When young Africans leave home to chase better lives in developed countries, they don’t cut home ties. Instead, these migrants retain relationships some of which are with people who regularly send them money from home. Think students without scholarships who need school fees and upkeep money from parents, or those living abroad but working remotely for companies in Africa.
Given their global scale, one expects money transfer companies like Western Union, WorldRemit, Wise, and PayPal to attend to these remittance needs since inter-bank transfers between Africa and many countries are next to impossible. But they do not.
They are either too risk averse to deal with Africans, maybe because of viral accounts of fraud, or impelled by regulators. For example, Nigeria’s central bank says Western Union cannot be used to send money out of the country, and barred Wise from operating in either direction.
Nigeria is home to some of Africa’s most valuable fintech companies, like Flutterwave and Paystack. But while they enable people receive payments across borders, instant personal remittances is not their focus.
And so to receive money from the continent, Africa’s diaspora need to find each other on social media (especially WhatsApp – there is one group for Nigerians in Edmonton, Canada, for instance), exchange account numbers (at least one African and, say, Canadian one) and negotiate rates. This informal method has existed for years and works well enough to be a thriving business for some individuals – well enough to be the concept behind at least one Nigerian startup’s ambition to fill the gap left by PayPal and others.
How the Lemonade Finance app works
Founded in 2020, Lemonade Finance set off to enable people living in Africa send or receive money. But after a few months, the company realized its app was mostly used by Africans abroad. “So today only Nigerians, Ghanaians, and Kenyans in the UK, and Canada can use the product,” CEO and co-founder Ridwan Olalere tells Quartz.
While those users use the app to send money to Africa, the reverse is more interesting.

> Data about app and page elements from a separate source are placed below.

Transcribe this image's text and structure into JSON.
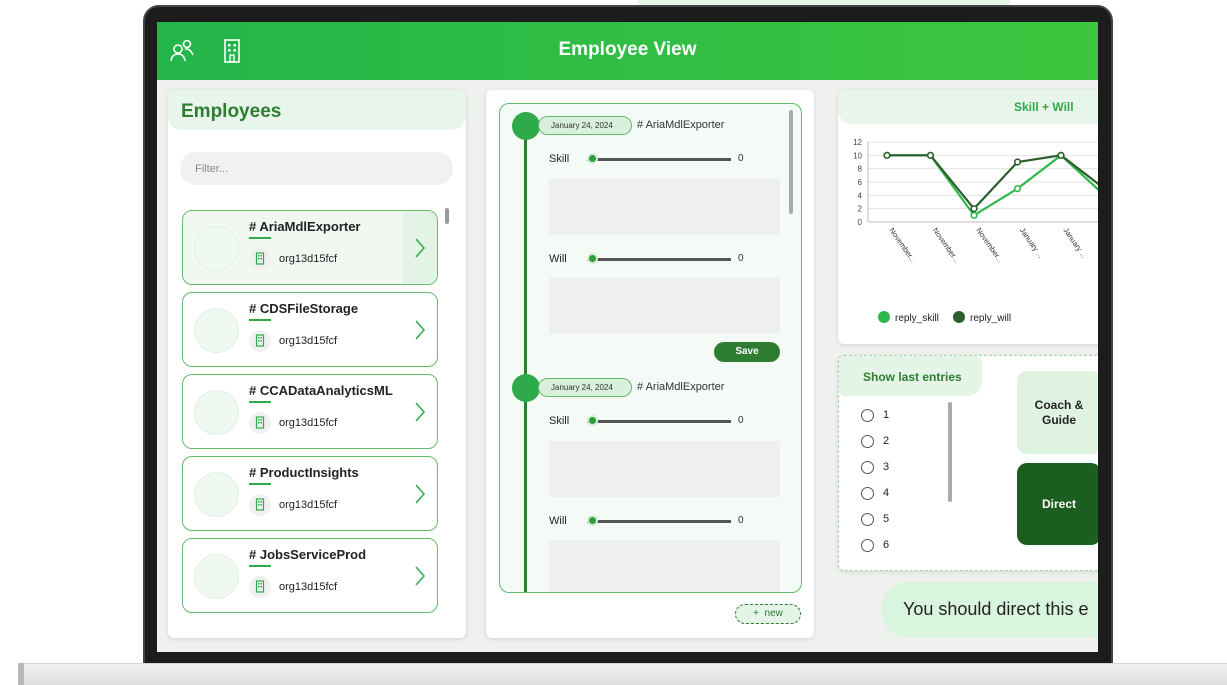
{
  "header": {
    "title": "Employee View",
    "icons": [
      "people-icon",
      "building-icon"
    ],
    "color": "#2eb84a"
  },
  "employees": {
    "title": "Employees",
    "filter_placeholder": "Filter...",
    "items": [
      {
        "name": "# AriaMdlExporter",
        "org": "org13d15fcf",
        "selected": true
      },
      {
        "name": "# CDSFileStorage",
        "org": "org13d15fcf",
        "selected": false
      },
      {
        "name": "# CCADataAnalyticsML",
        "org": "org13d15fcf",
        "selected": false
      },
      {
        "name": "# ProductInsights",
        "org": "org13d15fcf",
        "selected": false
      },
      {
        "name": "# JobsServiceProd",
        "org": "org13d15fcf",
        "selected": false
      }
    ]
  },
  "timeline": {
    "entries": [
      {
        "date": "January 24, 2024",
        "name": "# AriaMdlExporter",
        "skill_label": "Skill",
        "skill_value": "0",
        "will_label": "Will",
        "will_value": "0"
      },
      {
        "date": "January 24, 2024",
        "name": "# AriaMdlExporter",
        "skill_label": "Skill",
        "skill_value": "0",
        "will_label": "Will",
        "will_value": "0"
      }
    ],
    "save_label": "Save",
    "new_label": "new"
  },
  "chart_data": {
    "type": "line",
    "title": "Skill + Will",
    "categories": [
      "November...",
      "November...",
      "November...",
      "January ...",
      "January ...",
      ""
    ],
    "series": [
      {
        "name": "reply_skill",
        "color": "#2eb84a",
        "values": [
          10,
          10,
          1,
          5,
          10,
          4
        ]
      },
      {
        "name": "reply_will",
        "color": "#2e5e2e",
        "values": [
          10,
          10,
          2,
          9,
          10,
          5
        ]
      }
    ],
    "ylim": [
      0,
      12
    ],
    "yticks": [
      "0",
      "2",
      "4",
      "6",
      "8",
      "10",
      "12"
    ],
    "grid": true,
    "legend": "bottom"
  },
  "entries_panel": {
    "title": "Show last entries",
    "options": [
      "1",
      "2",
      "3",
      "4",
      "5",
      "6"
    ],
    "coach_label": "Coach & Guide",
    "direct_label": "Direct"
  },
  "recommendation": {
    "text": "You should direct this e"
  }
}
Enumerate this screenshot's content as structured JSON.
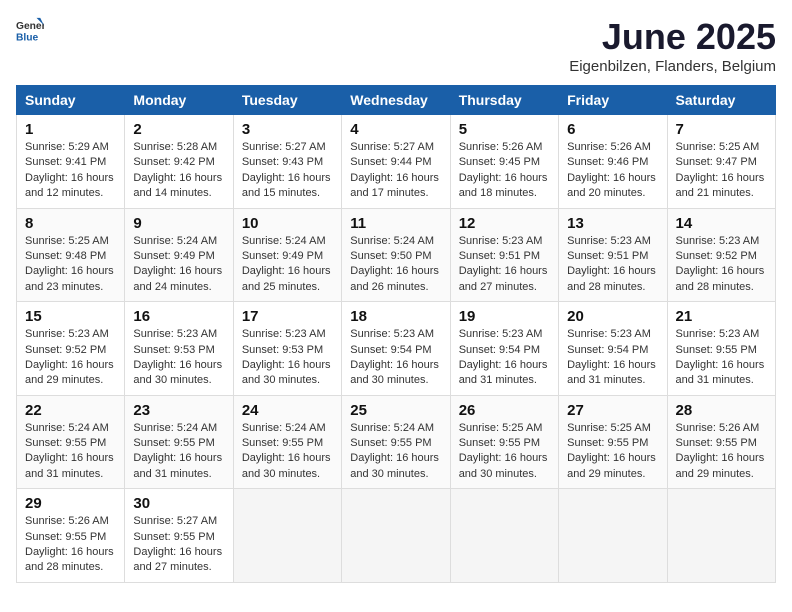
{
  "header": {
    "logo_general": "General",
    "logo_blue": "Blue",
    "month_title": "June 2025",
    "subtitle": "Eigenbilzen, Flanders, Belgium"
  },
  "weekdays": [
    "Sunday",
    "Monday",
    "Tuesday",
    "Wednesday",
    "Thursday",
    "Friday",
    "Saturday"
  ],
  "days": [
    {
      "day": "",
      "empty": true
    },
    {
      "day": "2",
      "sunrise": "Sunrise: 5:28 AM",
      "sunset": "Sunset: 9:42 PM",
      "daylight": "Daylight: 16 hours and 14 minutes."
    },
    {
      "day": "3",
      "sunrise": "Sunrise: 5:27 AM",
      "sunset": "Sunset: 9:43 PM",
      "daylight": "Daylight: 16 hours and 15 minutes."
    },
    {
      "day": "4",
      "sunrise": "Sunrise: 5:27 AM",
      "sunset": "Sunset: 9:44 PM",
      "daylight": "Daylight: 16 hours and 17 minutes."
    },
    {
      "day": "5",
      "sunrise": "Sunrise: 5:26 AM",
      "sunset": "Sunset: 9:45 PM",
      "daylight": "Daylight: 16 hours and 18 minutes."
    },
    {
      "day": "6",
      "sunrise": "Sunrise: 5:26 AM",
      "sunset": "Sunset: 9:46 PM",
      "daylight": "Daylight: 16 hours and 20 minutes."
    },
    {
      "day": "7",
      "sunrise": "Sunrise: 5:25 AM",
      "sunset": "Sunset: 9:47 PM",
      "daylight": "Daylight: 16 hours and 21 minutes."
    },
    {
      "day": "8",
      "sunrise": "Sunrise: 5:25 AM",
      "sunset": "Sunset: 9:48 PM",
      "daylight": "Daylight: 16 hours and 23 minutes."
    },
    {
      "day": "9",
      "sunrise": "Sunrise: 5:24 AM",
      "sunset": "Sunset: 9:49 PM",
      "daylight": "Daylight: 16 hours and 24 minutes."
    },
    {
      "day": "10",
      "sunrise": "Sunrise: 5:24 AM",
      "sunset": "Sunset: 9:49 PM",
      "daylight": "Daylight: 16 hours and 25 minutes."
    },
    {
      "day": "11",
      "sunrise": "Sunrise: 5:24 AM",
      "sunset": "Sunset: 9:50 PM",
      "daylight": "Daylight: 16 hours and 26 minutes."
    },
    {
      "day": "12",
      "sunrise": "Sunrise: 5:23 AM",
      "sunset": "Sunset: 9:51 PM",
      "daylight": "Daylight: 16 hours and 27 minutes."
    },
    {
      "day": "13",
      "sunrise": "Sunrise: 5:23 AM",
      "sunset": "Sunset: 9:51 PM",
      "daylight": "Daylight: 16 hours and 28 minutes."
    },
    {
      "day": "14",
      "sunrise": "Sunrise: 5:23 AM",
      "sunset": "Sunset: 9:52 PM",
      "daylight": "Daylight: 16 hours and 28 minutes."
    },
    {
      "day": "15",
      "sunrise": "Sunrise: 5:23 AM",
      "sunset": "Sunset: 9:52 PM",
      "daylight": "Daylight: 16 hours and 29 minutes."
    },
    {
      "day": "16",
      "sunrise": "Sunrise: 5:23 AM",
      "sunset": "Sunset: 9:53 PM",
      "daylight": "Daylight: 16 hours and 30 minutes."
    },
    {
      "day": "17",
      "sunrise": "Sunrise: 5:23 AM",
      "sunset": "Sunset: 9:53 PM",
      "daylight": "Daylight: 16 hours and 30 minutes."
    },
    {
      "day": "18",
      "sunrise": "Sunrise: 5:23 AM",
      "sunset": "Sunset: 9:54 PM",
      "daylight": "Daylight: 16 hours and 30 minutes."
    },
    {
      "day": "19",
      "sunrise": "Sunrise: 5:23 AM",
      "sunset": "Sunset: 9:54 PM",
      "daylight": "Daylight: 16 hours and 31 minutes."
    },
    {
      "day": "20",
      "sunrise": "Sunrise: 5:23 AM",
      "sunset": "Sunset: 9:54 PM",
      "daylight": "Daylight: 16 hours and 31 minutes."
    },
    {
      "day": "21",
      "sunrise": "Sunrise: 5:23 AM",
      "sunset": "Sunset: 9:55 PM",
      "daylight": "Daylight: 16 hours and 31 minutes."
    },
    {
      "day": "22",
      "sunrise": "Sunrise: 5:24 AM",
      "sunset": "Sunset: 9:55 PM",
      "daylight": "Daylight: 16 hours and 31 minutes."
    },
    {
      "day": "23",
      "sunrise": "Sunrise: 5:24 AM",
      "sunset": "Sunset: 9:55 PM",
      "daylight": "Daylight: 16 hours and 31 minutes."
    },
    {
      "day": "24",
      "sunrise": "Sunrise: 5:24 AM",
      "sunset": "Sunset: 9:55 PM",
      "daylight": "Daylight: 16 hours and 30 minutes."
    },
    {
      "day": "25",
      "sunrise": "Sunrise: 5:24 AM",
      "sunset": "Sunset: 9:55 PM",
      "daylight": "Daylight: 16 hours and 30 minutes."
    },
    {
      "day": "26",
      "sunrise": "Sunrise: 5:25 AM",
      "sunset": "Sunset: 9:55 PM",
      "daylight": "Daylight: 16 hours and 30 minutes."
    },
    {
      "day": "27",
      "sunrise": "Sunrise: 5:25 AM",
      "sunset": "Sunset: 9:55 PM",
      "daylight": "Daylight: 16 hours and 29 minutes."
    },
    {
      "day": "28",
      "sunrise": "Sunrise: 5:26 AM",
      "sunset": "Sunset: 9:55 PM",
      "daylight": "Daylight: 16 hours and 29 minutes."
    },
    {
      "day": "29",
      "sunrise": "Sunrise: 5:26 AM",
      "sunset": "Sunset: 9:55 PM",
      "daylight": "Daylight: 16 hours and 28 minutes."
    },
    {
      "day": "30",
      "sunrise": "Sunrise: 5:27 AM",
      "sunset": "Sunset: 9:55 PM",
      "daylight": "Daylight: 16 hours and 27 minutes."
    },
    {
      "day": "1",
      "is_first": true,
      "sunrise": "Sunrise: 5:29 AM",
      "sunset": "Sunset: 9:41 PM",
      "daylight": "Daylight: 16 hours and 12 minutes."
    }
  ]
}
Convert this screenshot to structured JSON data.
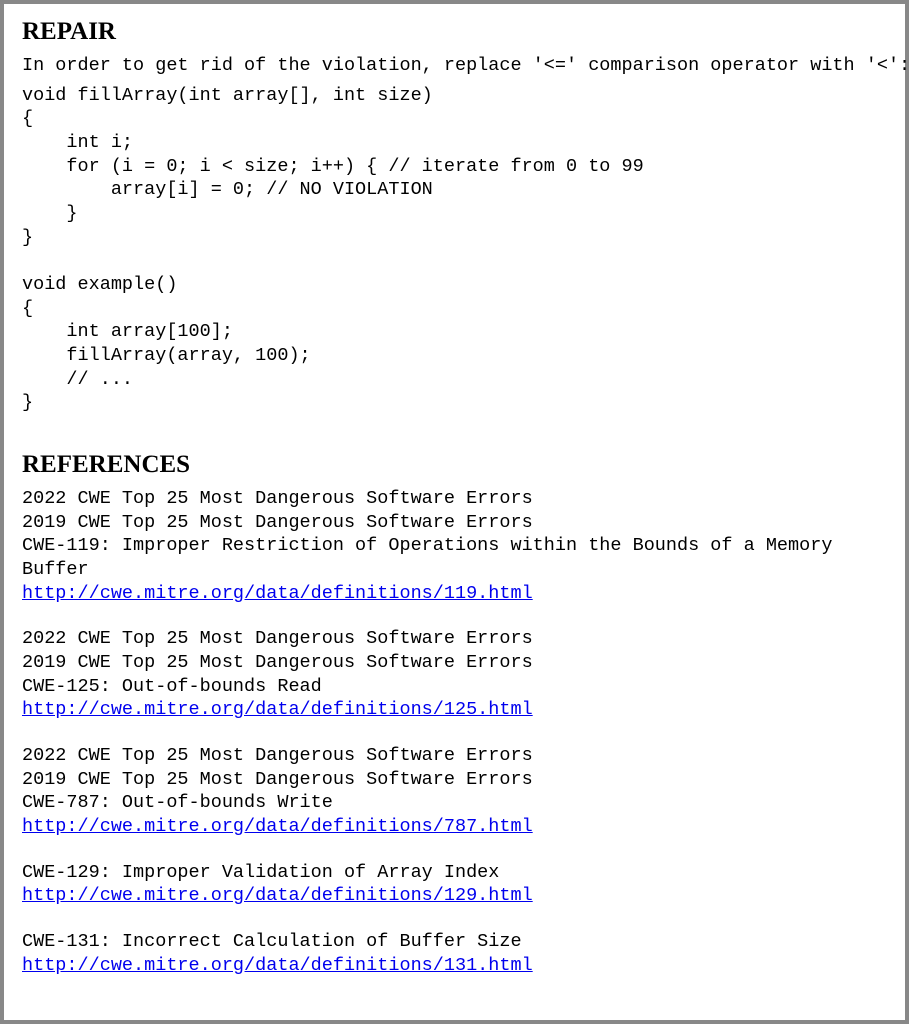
{
  "repair": {
    "heading": "REPAIR",
    "intro": "In order to get rid of the violation, replace '<=' comparison operator with '<':",
    "code": "void fillArray(int array[], int size)\n{\n    int i;\n    for (i = 0; i < size; i++) { // iterate from 0 to 99\n        array[i] = 0; // NO VIOLATION\n    }\n}\n\nvoid example()\n{\n    int array[100];\n    fillArray(array, 100);\n    // ...\n}"
  },
  "references": {
    "heading": "REFERENCES",
    "groups": [
      {
        "lines": [
          "2022 CWE Top 25 Most Dangerous Software Errors",
          "2019 CWE Top 25 Most Dangerous Software Errors",
          "CWE-119: Improper Restriction of Operations within the Bounds of a Memory Buffer"
        ],
        "link": "http://cwe.mitre.org/data/definitions/119.html"
      },
      {
        "lines": [
          "2022 CWE Top 25 Most Dangerous Software Errors",
          "2019 CWE Top 25 Most Dangerous Software Errors",
          "CWE-125: Out-of-bounds Read"
        ],
        "link": "http://cwe.mitre.org/data/definitions/125.html"
      },
      {
        "lines": [
          "2022 CWE Top 25 Most Dangerous Software Errors",
          "2019 CWE Top 25 Most Dangerous Software Errors",
          "CWE-787: Out-of-bounds Write"
        ],
        "link": "http://cwe.mitre.org/data/definitions/787.html"
      },
      {
        "lines": [
          "CWE-129: Improper Validation of Array Index"
        ],
        "link": "http://cwe.mitre.org/data/definitions/129.html"
      },
      {
        "lines": [
          "CWE-131: Incorrect Calculation of Buffer Size"
        ],
        "link": "http://cwe.mitre.org/data/definitions/131.html"
      }
    ]
  }
}
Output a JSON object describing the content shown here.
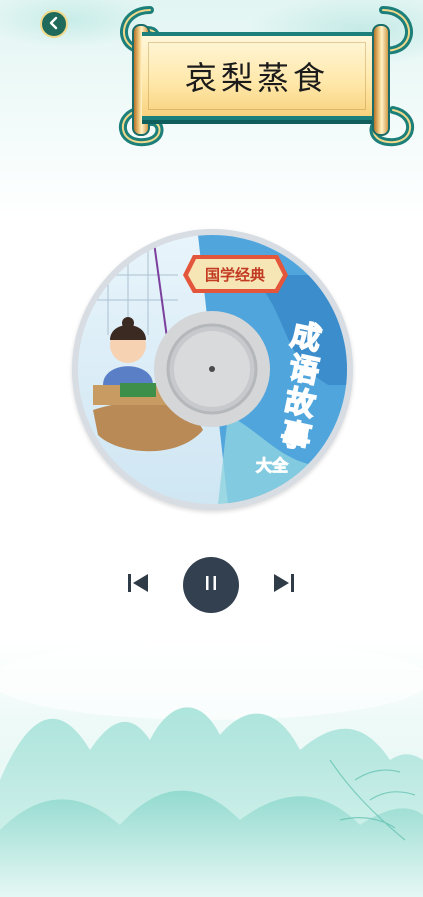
{
  "header": {
    "title": "哀梨蒸食",
    "back_icon": "back-arrow-icon"
  },
  "album_art": {
    "badge": "国学经典",
    "title_chars": [
      "成",
      "语",
      "故",
      "事"
    ],
    "subtitle": "大全"
  },
  "player": {
    "state": "playing",
    "controls": [
      "previous-icon",
      "pause-icon",
      "next-icon"
    ]
  },
  "colors": {
    "accent_teal": "#1d7f7a",
    "gold": "#f0d98a",
    "play_button": "#33404f",
    "title_red": "#e85b1c"
  }
}
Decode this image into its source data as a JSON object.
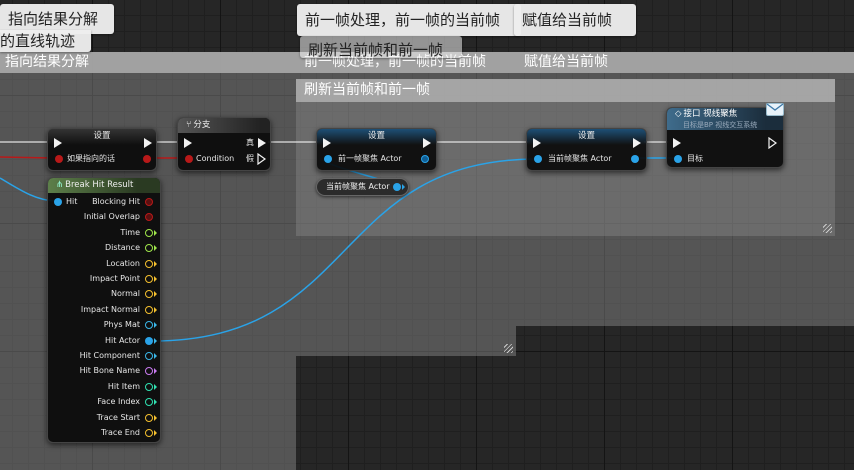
{
  "colors": {
    "exec": "#f2f2f2",
    "object_wire": "#2aa3e8",
    "bool_wire": "#b81919",
    "vector": "#f5c02e",
    "float": "#9fe64a",
    "struct": "#3ab6e8",
    "name": "#c97bf0",
    "int": "#30e0b0"
  },
  "comments": [
    {
      "header": "指向结果分解"
    },
    {
      "header": "前一帧处理，前一帧的当前帧"
    },
    {
      "header": "赋值给当前帧"
    },
    {
      "header": "刷新当前帧和前一帧"
    }
  ],
  "bubbles": [
    {
      "line1": "指向结果分解",
      "line2": "的直线轨迹"
    },
    {
      "text": "前一帧处理，前一帧的当前帧"
    },
    {
      "text": "刷新当前帧和前一帧"
    },
    {
      "text": "赋值给当前帧"
    }
  ],
  "nodes": {
    "set_bool": {
      "title": "设置",
      "var": "如果指向的话"
    },
    "branch": {
      "title": "分支",
      "condition": "Condition",
      "true": "真",
      "false": "假"
    },
    "break_hit": {
      "title": "Break Hit Result",
      "input": "Hit",
      "outputs": [
        {
          "label": "Blocking Hit",
          "type": "bool"
        },
        {
          "label": "Initial Overlap",
          "type": "bool"
        },
        {
          "label": "Time",
          "type": "float"
        },
        {
          "label": "Distance",
          "type": "float"
        },
        {
          "label": "Location",
          "type": "vector"
        },
        {
          "label": "Impact Point",
          "type": "vector"
        },
        {
          "label": "Normal",
          "type": "vector"
        },
        {
          "label": "Impact Normal",
          "type": "vector"
        },
        {
          "label": "Phys Mat",
          "type": "object"
        },
        {
          "label": "Hit Actor",
          "type": "object"
        },
        {
          "label": "Hit Component",
          "type": "object"
        },
        {
          "label": "Hit Bone Name",
          "type": "name"
        },
        {
          "label": "Hit Item",
          "type": "int"
        },
        {
          "label": "Face Index",
          "type": "int"
        },
        {
          "label": "Trace Start",
          "type": "vector"
        },
        {
          "label": "Trace End",
          "type": "vector"
        }
      ]
    },
    "set_prev": {
      "title": "设置",
      "var": "前一帧聚焦 Actor"
    },
    "get_current": {
      "label": "当前帧聚焦 Actor"
    },
    "set_current": {
      "title": "设置",
      "var": "当前帧聚焦 Actor"
    },
    "interface_call": {
      "title": "接口 视线聚焦",
      "subtitle": "目标是BP 视线交互系统",
      "target": "目标"
    }
  }
}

After a user signs up, they get a bank account number from a Nigerian naira or Ghanaian cedi or Kenyan shilling wallet to which a benefactor in Africa can send money. The user can then convert the money received from whatever African currency to Canadian dollars or British pounds within the Lemonade app, and move it to their Canadian or British bank. Or, the user could leave the money on the app in African currency if they want to make subsequent transfers.